With the increase in the amount of open offices, the effect can too easily be an increase in noise levels, and that affects productivity.
Too little background noise can result in poor privacy in conversations. There is a balance which will give enough noise to allow a degree of privacy but not enough to greatly affect productivity. Research by Kjellberg and Ladstrom in 1994 suggests a level of 45dBA-50dBA for an open office.
Inconsistent noise such as laughter, loud chatter vending machines and some office machinery can be loud enough to break concentration so staff need to be considerate and the office design needs to be such that noise producing equipment is isolated without being remote.
Sound travels through the air at approximately 750mph (332m/sec) so any sound will reach everyone in an office within a second of being produced. Sound can also be transmitted via objects such as floors, beams and walls when it will travel slower.
The different measures that can be taken against the sounds produced are to absorb or isolate it, in some cases it can be diffused. The characteristics of different materials mean they lend themselves to different applications.

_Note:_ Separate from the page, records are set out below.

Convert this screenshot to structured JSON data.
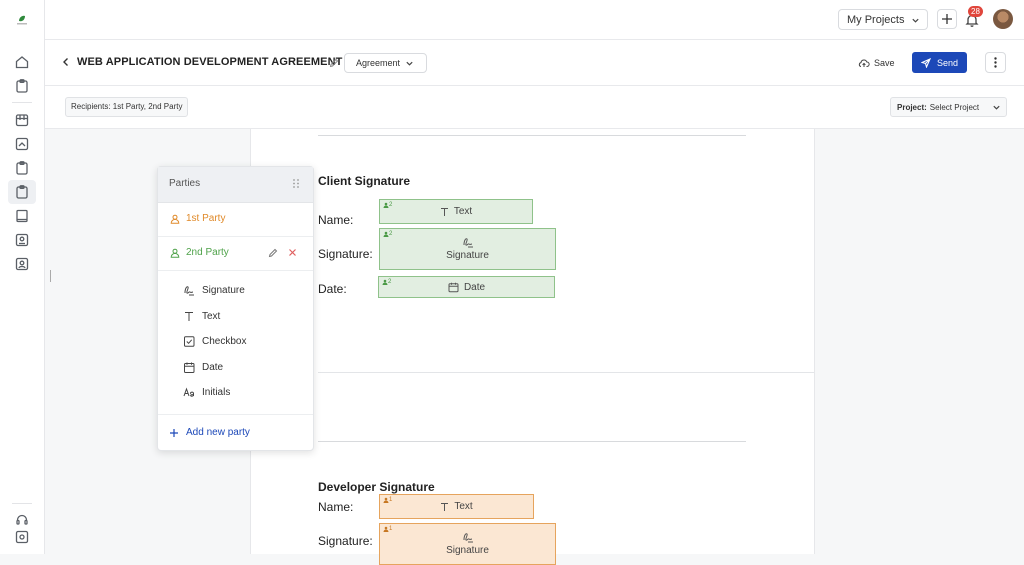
{
  "topbar": {
    "my_projects_label": "My Projects",
    "notification_count": "28"
  },
  "doc": {
    "title": "WEB APPLICATION DEVELOPMENT AGREEMENT",
    "type_label": "Agreement",
    "save_label": "Save",
    "send_label": "Send"
  },
  "subbar": {
    "recipients_label": "Recipients: 1st Party, 2nd Party",
    "project_prefix": "Project:",
    "project_value": "Select Project"
  },
  "panel": {
    "title": "Parties",
    "parties": [
      {
        "label": "1st Party",
        "color": "#e08a2a"
      },
      {
        "label": "2nd Party",
        "color": "#4fa24a"
      }
    ],
    "tools": [
      "Signature",
      "Text",
      "Checkbox",
      "Date",
      "Initials"
    ],
    "add_party_label": "Add new party"
  },
  "client": {
    "heading": "Client Signature",
    "labels": [
      "Name:",
      "Signature:",
      "Date:"
    ],
    "fields": [
      {
        "party": "2",
        "type": "Text",
        "icon": "text-icon"
      },
      {
        "party": "2",
        "type": "Signature",
        "icon": "signature-icon"
      },
      {
        "party": "2",
        "type": "Date",
        "icon": "calendar-icon"
      }
    ]
  },
  "developer": {
    "heading": "Developer Signature",
    "labels": [
      "Name:",
      "Signature:"
    ],
    "fields": [
      {
        "party": "1",
        "type": "Text",
        "icon": "text-icon"
      },
      {
        "party": "1",
        "type": "Signature",
        "icon": "signature-icon"
      }
    ]
  },
  "colors": {
    "accent": "#1c48b8",
    "party1": "#e08a2a",
    "party2": "#4fa24a"
  }
}
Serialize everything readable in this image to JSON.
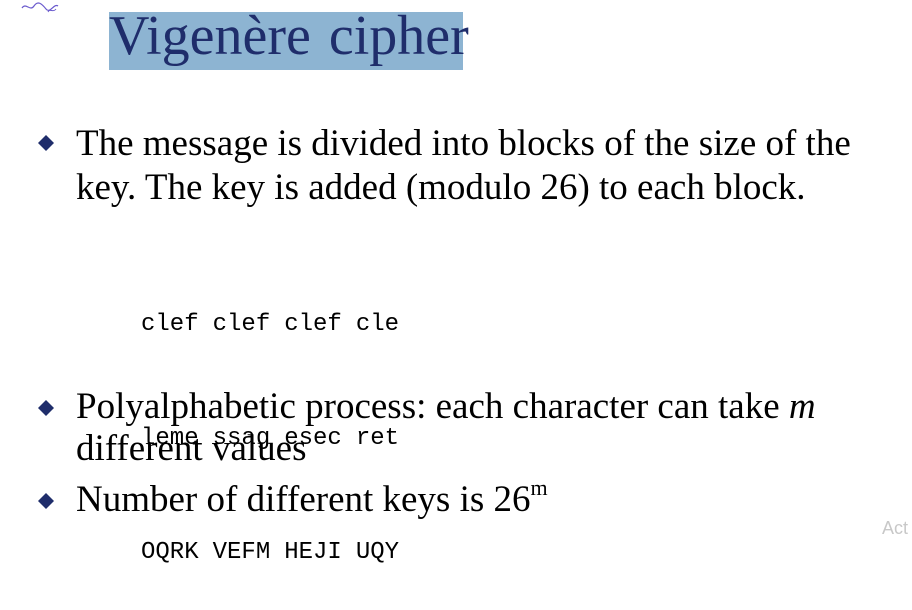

Ceilings have the greatest effect of the sound quality in an open plan office. They can be sound absorbing and/or sound insulating, depending on the materials they are made of. Your office design needs to take into account whether to use the building soffit or a suspended ceiling.
Other services such as power conduits and ventilation tubes will need to be insulated against sound to avoid transmitting in to other areas.
A classic suspended ceiling, if made of light materials will naturally be a better sound absorber as the lighter materials used here have a better absorption rating. While here, it is worth mentioning that a material’s sound absorbing properties is rated from A-E with A being the best, so it depends on which tile specification is used. Also Where services pass through, attention should be paid, bagged or roll insulation can be used to minimise this.
Walls offer much less opportunity for sound absorption, they are broken up by doors, windows, storage cabinets and office machinery. Their contribution to noise control is more to do with insulation of sound, typical construction will normally be two layers of plasterboard and acoustic roll.
The exception to this may be in a pod or privacy booth where glass may be used which will insulate most of the sound but much of the privacy will be provided by the normal background noise. For ultimate sound isolation, the partitions need to pass through the suspended ceiling to the building soffit.
Raised access floors need careful management with attention paid to where services pass through, beneath partitions to continue the division downwards as well as where the floor meets the walls.
Floor coverings, although as large an area as the ceiling, do not typically proved as much absorption. Commercial carpet tile is often used which has a low absorption rating and the floor is hidden by desks, seating, storage and other equipment. Acoustic backed carpet tiles can make more difference. Hard tiles or wooden floors, though with great aesthetic value reflect noise and hard shoes make a lot of noise, stilettos should be banned here!